● **TASK OBJECTIVE**
Copy every line below that has the word "this" in it.

+++ DATA LISTING

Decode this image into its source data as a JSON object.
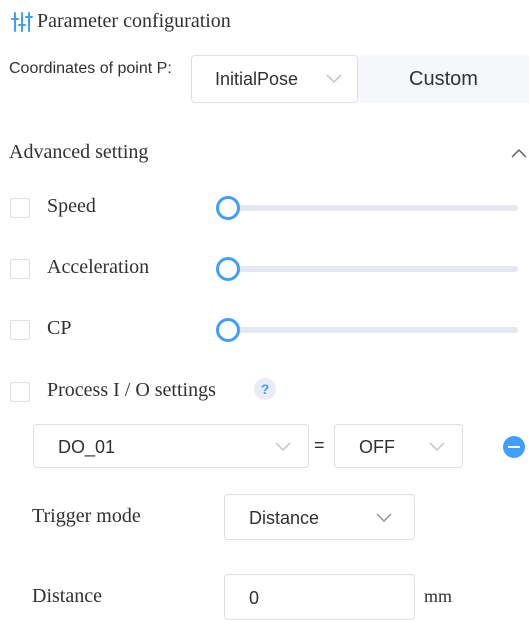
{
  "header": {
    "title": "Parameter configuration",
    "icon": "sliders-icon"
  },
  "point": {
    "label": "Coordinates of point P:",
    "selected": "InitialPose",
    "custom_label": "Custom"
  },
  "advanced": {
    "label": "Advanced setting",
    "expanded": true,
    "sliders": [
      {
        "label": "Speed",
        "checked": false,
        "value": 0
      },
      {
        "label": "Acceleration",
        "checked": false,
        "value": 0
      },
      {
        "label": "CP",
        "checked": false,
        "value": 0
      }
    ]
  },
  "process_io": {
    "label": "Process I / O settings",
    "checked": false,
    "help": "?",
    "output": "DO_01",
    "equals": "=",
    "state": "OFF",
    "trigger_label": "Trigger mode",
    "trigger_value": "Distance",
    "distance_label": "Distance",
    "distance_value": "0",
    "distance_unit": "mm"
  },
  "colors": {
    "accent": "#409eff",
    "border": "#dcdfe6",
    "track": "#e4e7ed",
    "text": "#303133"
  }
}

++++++
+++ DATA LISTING

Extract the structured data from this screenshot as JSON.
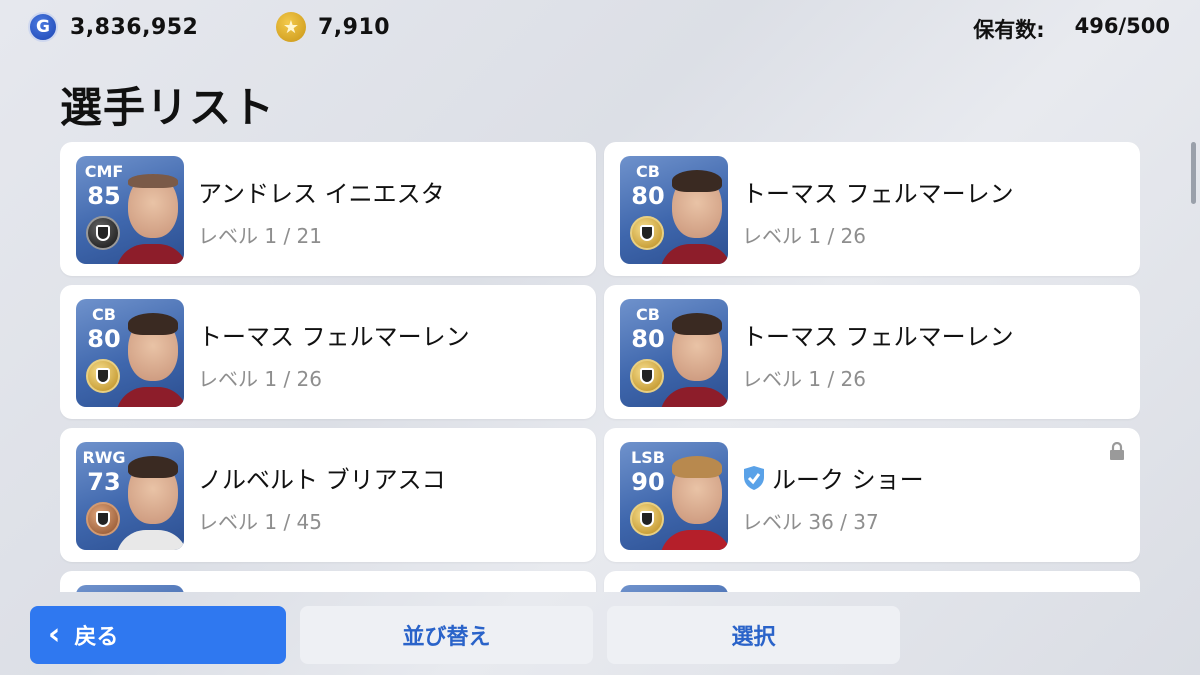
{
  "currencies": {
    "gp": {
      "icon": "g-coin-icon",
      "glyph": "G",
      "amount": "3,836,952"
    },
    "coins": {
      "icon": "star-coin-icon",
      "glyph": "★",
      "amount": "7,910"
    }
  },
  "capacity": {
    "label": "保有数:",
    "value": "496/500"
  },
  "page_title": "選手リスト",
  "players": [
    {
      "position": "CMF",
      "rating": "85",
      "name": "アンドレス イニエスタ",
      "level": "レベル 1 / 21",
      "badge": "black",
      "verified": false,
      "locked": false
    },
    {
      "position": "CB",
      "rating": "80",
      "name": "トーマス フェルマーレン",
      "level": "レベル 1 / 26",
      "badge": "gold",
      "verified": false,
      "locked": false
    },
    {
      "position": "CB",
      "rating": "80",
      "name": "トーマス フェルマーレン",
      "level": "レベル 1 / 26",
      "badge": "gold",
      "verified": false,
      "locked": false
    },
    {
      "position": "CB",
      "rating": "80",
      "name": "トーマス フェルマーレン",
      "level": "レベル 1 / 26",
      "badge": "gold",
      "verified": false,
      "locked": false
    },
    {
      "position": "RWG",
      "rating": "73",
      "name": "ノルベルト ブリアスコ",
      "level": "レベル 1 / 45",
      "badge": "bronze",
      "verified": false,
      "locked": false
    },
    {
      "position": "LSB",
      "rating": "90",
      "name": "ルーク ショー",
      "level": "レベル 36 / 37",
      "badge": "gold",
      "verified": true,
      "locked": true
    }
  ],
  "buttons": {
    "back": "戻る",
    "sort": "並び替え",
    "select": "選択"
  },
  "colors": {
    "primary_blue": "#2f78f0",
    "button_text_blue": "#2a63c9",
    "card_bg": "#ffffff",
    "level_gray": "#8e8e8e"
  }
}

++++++

● **SOLUTION TO THE PROBLEM**
Decode this image into its source data as a JSON object.
Extract the structured data from this screenshot as JSON.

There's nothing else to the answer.